Cowboys & Indians: You were performing with your friend Jeannie Seely onstage at the Grand Ole Opry last February when she extended the invitation for you to become an official Opry member. Just how big a surprise was that?
Rhonda Vincent: Oh, it was a big surprise. You see, I was at peace that I would probably never be a member of the Opry. I had dreamed of that, and it was a lifelong dream. But I’d gotten to the point where I figured I’d just be happy that I got to play the Opry whenever I could. Actually, that was my 215th appearance that night. And when Jeannie asked if I wanted to join the Opry — I was just floored. I never in my wildest dreams would’ve thought that would’ve happened, and especially at that moment. It was so shocking. It’s like it came from out of nowhere.
C&I: Sounds like Jeannie and the Opry folks are very good at keeping secrets.
Rhonda: That’s true. Jeannie told me afterwards that she had known for a few days but was told to keep it a secret. Well, let me tell you: Jeannie Seely can certainly keep a secret. People have asked me, “Did you have any idea?” And I have to say, I had not a single clue. And I loved that. The Opry people were very careful, too. They waited until I was onstage, ready to sing with Jeannie, before they called my mother and my husband. My mother didn’t answer her phone, so she didn’t know. But they did reach my husband and told him to make sure and turn on the radio because there was a surprise coming that he would want to hear. So he kind of figured it out. But they knew I was already onstage, and he couldn’t call me at that point.
C&I: By the way, the song you and Jeannie sang that night at the Opry was “Like I Could,” which she co-wrote with Bobby Tomberlin and Erin Enderlin. You released that as a single last year. And the music video for it that you shot with your band The Rage at Nashville’s Music City Bar — well, we have to ask: Whose idea was it to cast your own spouse, Herb Sandker, as the husband with the wandering eye?

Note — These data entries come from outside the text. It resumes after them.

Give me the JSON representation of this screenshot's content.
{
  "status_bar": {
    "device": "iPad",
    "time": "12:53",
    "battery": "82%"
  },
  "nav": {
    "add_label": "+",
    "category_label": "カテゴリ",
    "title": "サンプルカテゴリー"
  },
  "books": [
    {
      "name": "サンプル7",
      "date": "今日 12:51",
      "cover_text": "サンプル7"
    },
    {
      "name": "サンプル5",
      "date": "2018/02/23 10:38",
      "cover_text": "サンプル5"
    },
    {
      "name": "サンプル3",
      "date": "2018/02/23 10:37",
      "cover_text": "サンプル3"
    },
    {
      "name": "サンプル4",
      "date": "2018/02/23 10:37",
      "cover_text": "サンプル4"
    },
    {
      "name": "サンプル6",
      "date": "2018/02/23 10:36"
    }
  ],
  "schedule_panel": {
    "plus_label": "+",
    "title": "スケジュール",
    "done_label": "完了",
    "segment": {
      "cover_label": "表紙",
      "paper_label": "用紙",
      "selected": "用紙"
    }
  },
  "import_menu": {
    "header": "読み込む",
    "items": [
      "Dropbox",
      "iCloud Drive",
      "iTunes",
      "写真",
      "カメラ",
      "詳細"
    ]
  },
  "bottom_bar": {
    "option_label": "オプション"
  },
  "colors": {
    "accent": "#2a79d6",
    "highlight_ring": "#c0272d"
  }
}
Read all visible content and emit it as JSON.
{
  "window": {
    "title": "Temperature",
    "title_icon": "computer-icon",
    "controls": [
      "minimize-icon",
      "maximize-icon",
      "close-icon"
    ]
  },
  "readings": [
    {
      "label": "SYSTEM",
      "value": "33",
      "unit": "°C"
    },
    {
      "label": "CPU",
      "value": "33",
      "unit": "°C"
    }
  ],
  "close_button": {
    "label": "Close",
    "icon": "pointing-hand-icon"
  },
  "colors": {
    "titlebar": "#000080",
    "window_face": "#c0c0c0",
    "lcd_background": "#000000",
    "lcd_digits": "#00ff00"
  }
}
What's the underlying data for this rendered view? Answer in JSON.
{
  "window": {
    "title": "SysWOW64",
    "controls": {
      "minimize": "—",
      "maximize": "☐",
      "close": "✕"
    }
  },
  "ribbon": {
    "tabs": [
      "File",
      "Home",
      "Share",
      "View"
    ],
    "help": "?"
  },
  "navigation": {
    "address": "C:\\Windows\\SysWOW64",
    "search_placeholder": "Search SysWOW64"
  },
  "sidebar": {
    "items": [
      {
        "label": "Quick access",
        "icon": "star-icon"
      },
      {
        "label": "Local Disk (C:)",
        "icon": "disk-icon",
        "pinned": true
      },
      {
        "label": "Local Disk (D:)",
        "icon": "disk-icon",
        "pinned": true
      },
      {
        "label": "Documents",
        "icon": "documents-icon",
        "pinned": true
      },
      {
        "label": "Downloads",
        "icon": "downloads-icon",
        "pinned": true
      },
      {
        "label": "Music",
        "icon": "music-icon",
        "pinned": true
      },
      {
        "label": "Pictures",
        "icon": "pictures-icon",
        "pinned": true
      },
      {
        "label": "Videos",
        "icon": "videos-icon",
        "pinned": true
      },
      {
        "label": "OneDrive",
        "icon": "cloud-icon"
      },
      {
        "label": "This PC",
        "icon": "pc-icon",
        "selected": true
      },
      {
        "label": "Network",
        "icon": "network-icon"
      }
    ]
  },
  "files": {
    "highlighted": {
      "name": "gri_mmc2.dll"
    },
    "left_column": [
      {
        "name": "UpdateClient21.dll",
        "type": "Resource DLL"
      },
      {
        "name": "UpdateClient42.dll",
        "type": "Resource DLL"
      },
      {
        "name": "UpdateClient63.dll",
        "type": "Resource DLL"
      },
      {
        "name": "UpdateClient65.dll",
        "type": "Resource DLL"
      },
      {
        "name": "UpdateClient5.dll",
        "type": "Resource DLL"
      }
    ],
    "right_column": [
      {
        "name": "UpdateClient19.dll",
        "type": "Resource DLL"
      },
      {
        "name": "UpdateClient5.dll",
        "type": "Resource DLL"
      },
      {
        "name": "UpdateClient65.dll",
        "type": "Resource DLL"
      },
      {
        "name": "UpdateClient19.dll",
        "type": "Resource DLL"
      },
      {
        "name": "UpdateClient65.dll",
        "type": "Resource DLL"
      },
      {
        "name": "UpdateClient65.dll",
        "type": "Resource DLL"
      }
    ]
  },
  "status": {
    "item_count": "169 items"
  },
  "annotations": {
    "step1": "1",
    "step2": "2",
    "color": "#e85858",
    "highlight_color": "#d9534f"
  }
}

Rhonda: [Laughs.] Yes, a lot of people have asked about that. I didn’t really think about the song content, I guess, when I did that. But I wanted him in the video to show that we were married. Because there have been these people online who make fake accounts, and they use my photo and they pose as me, and say I’m getting a divorce — and then they ask for money to help me out.
About a year ago, I got a call from the FBI and had to go in for an interview — which was very alarming. But there was a man who had been tricked by these scammers into thinking we were having a relationship for a year and a half, and he sent them his life savings. And there have been other times when other people — even one of my own friends — have been tricked into sending money because they thought that I needed it, that I had to pay for a divorce.
So to go back to “Like I Could” — I did that with Herb so people would see I was married. [Laughs.] But looking back on it now, I’m not sure it sent the right message, since it does show him going after the lady at the bar in the red dress.
C&I: It’s been said that all popular music — country, rock, bluegrass, whatever — reflects the mood of the time when it’s created. What sort of new music do we think we’ll be hearing in the months and years ahead in the wake of the coronavirus pandemic?
Rhonda: I have heard from a lot of writers and artists who are wanting to write during this time, so I think there will be a lot of songs. But my fear is they won’t be joyful, that they will be mostly depressing. Or the blues, so to speak. The blues is probably thriving during this time.
C&I: Are you aiming to offer music that’s a tad more uplifting?
Rhonda: [Laughs.] Well, I do have a song that will be on the new album I have been working on. It’s called “Music Is What I See,” and I think it’s very timely for right now. Because there’s this pre-chorus that says, “God is great and God is good to me. He gave me music, and music’s what I see.” So it has a very timely thing — because God is great, and God is good to us. I think a lot of people maybe need to hear that now.
Illustration courtesy Jonathan Fehr
From our July 2020 issue.